SYDNEY, Nov 28 (Reuters) - Australia’s AMP Ltd said on Wednesday compensation for customers who had received bad advice or been wrongly charged would total A$778 million ($562.3 million), as jitters about the size of the bill drove its shares down almost 6 percent.
Shares in the country’s largest-listed wealth manager fell in morning trade after AMP interim Chief Executive Michael Wilkings told a public inquiry on Tuesday the firm had expected to spend A$1.19 billion to compensate customers.
That was much larger than the A$290 million the firm had previously said it had put aside for refunds. Wilkings also said an internal review could uncover further cases of bad advice and wrongful charging.
AMP shares fell 5.76 percent to A$2.29 in early trading on Wednesday, while the broader market was 0.23 percent lower.
In a bid to clarify the situation, the company issued a statement to the stock exchange on Wednesday explaining that the A$1.19 billion estimate was based on a nine-year plan to refund thousands of customers.
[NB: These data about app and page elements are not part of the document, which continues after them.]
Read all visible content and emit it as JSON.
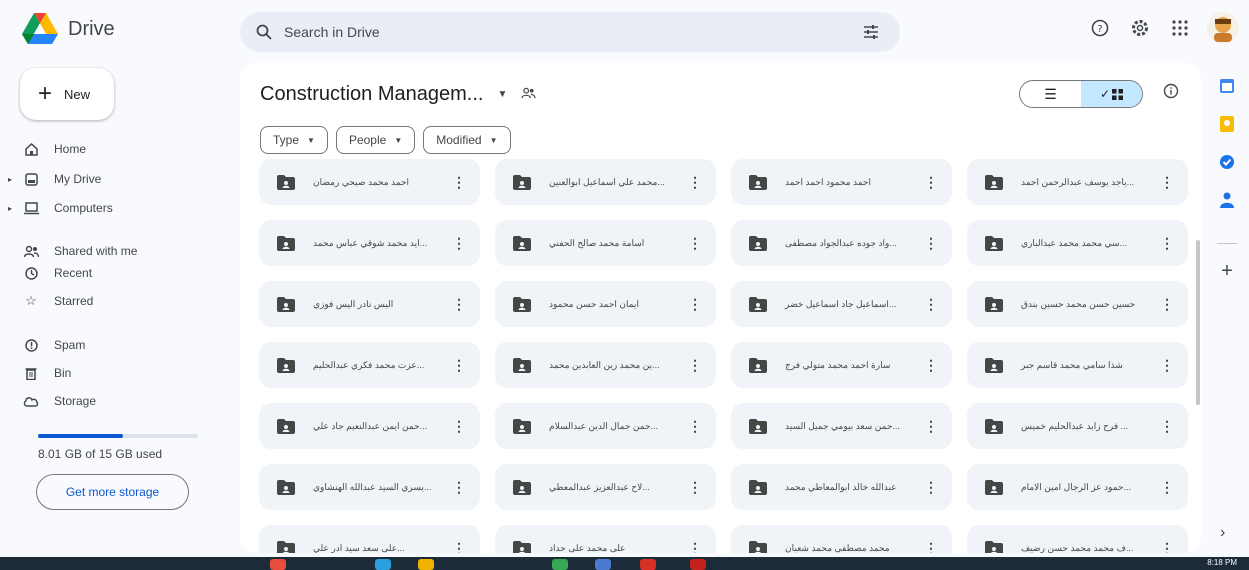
{
  "app": {
    "name": "Drive"
  },
  "search": {
    "placeholder": "Search in Drive",
    "icon": "search-icon",
    "filter_icon": "tune-icon"
  },
  "header_icons": [
    "help-icon",
    "settings-icon",
    "apps-icon",
    "account-avatar"
  ],
  "new_button": {
    "label": "New"
  },
  "sidebar": {
    "items": [
      {
        "label": "Home",
        "icon": "home-icon"
      },
      {
        "label": "My Drive",
        "icon": "my-drive-icon",
        "expandable": true
      },
      {
        "label": "Computers",
        "icon": "computer-icon",
        "expandable": true
      },
      {
        "label": "Shared with me",
        "icon": "shared-icon"
      },
      {
        "label": "Recent",
        "icon": "clock-icon"
      },
      {
        "label": "Starred",
        "icon": "star-icon"
      },
      {
        "label": "Spam",
        "icon": "spam-icon"
      },
      {
        "label": "Bin",
        "icon": "trash-icon"
      },
      {
        "label": "Storage",
        "icon": "cloud-icon"
      }
    ]
  },
  "storage": {
    "used_text": "8.01 GB of 15 GB used",
    "used_fraction": 0.534,
    "button": "Get more storage"
  },
  "folder": {
    "title": "Construction Managem...",
    "shared": true
  },
  "view": {
    "mode": "grid"
  },
  "filters": [
    {
      "label": "Type"
    },
    {
      "label": "People"
    },
    {
      "label": "Modified"
    }
  ],
  "folders": [
    "احمد محمد صبحي رمضان",
    "...محمد علي اسماعيل ابوالعنين",
    "احمد محمود احمد احمد",
    "...ياجد يوسف عبدالرحمن احمد",
    "...ايد محمد شوقي عباس محمد",
    "اسامة محمد صالح الحفني",
    "...واد جوده عبدالجواد مصطفى",
    "...سي محمد محمد عبدالباري",
    "اليس نادر اليس فوزي",
    "ايمان احمد حسن محمود",
    "...اسماعيل جاد اسماعيل خضر",
    "حسين حسن محمد حسين بندق",
    "...عزت محمد فكري عبدالحليم",
    "...ين محمد زين العابدين محمد",
    "سارة احمد محمد متولي فرج",
    "شذا سامي محمد قاسم جبر",
    "...حمن ايمن عبدالنعيم جاد علي",
    "...حمن جمال الدين عبدالسلام",
    "...حمن سعد بيومي جميل السيد",
    "... فرح زايد عبدالحليم خميس",
    "...يسري السيد عبدالله الهنشاوي",
    "...لاح عبدالعزيز عبدالمعطي",
    "عبدالله خالد ابوالمعاطي محمد",
    "...حمود عز الرجال امين الامام",
    "...على سعد سيد ادر علي",
    "على محمد على حداد",
    "محمد مصطفى محمد شعبان",
    "...ف محمد محمد حسن رضيف"
  ],
  "right_rail": [
    "calendar-icon",
    "keep-icon",
    "tasks-icon",
    "contacts-icon",
    "add-icon"
  ],
  "taskbar": {
    "time": "8:18 PM"
  },
  "colors": {
    "accent": "#0b57d0",
    "selected": "#c2e7ff",
    "card": "#f0f4f9",
    "bg": "#f8fafd"
  }
}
The plan had been changed to shorten the time-frame, hence the latest figure of A$778 million, it added.
The firm has been rocked by revelations of widespread misconduct including charging customers without providing a service and conspiring at board level to deceive regulators about the practice.
Wilkins faced the powerful Royal Commission inquiry into financial-sector misconduct for a second consecutive day on Wednesday.
The government-ordered quasi-judicial inquiry has shaken public trust in some of Australia’s wealthiest financial firms since it began exposing rampant greed, rule-breaking and poor governance at its public hearings since February.
Wilkins was followed in the witness stand by Shayne Elliott, the chief executive of Australia’s third-largest lender, Australia and New Zealand Banking Group.
The inquiry is grilling the CEOs of major firms in its closing hearings, ahead of a final report due in February which is likely to recommend tougher regulation and stricter penalties for white-collar crimes.
$1 = 1.3837 Australian dollars Reporting by Paulina Duran; Editing by Stephen Coates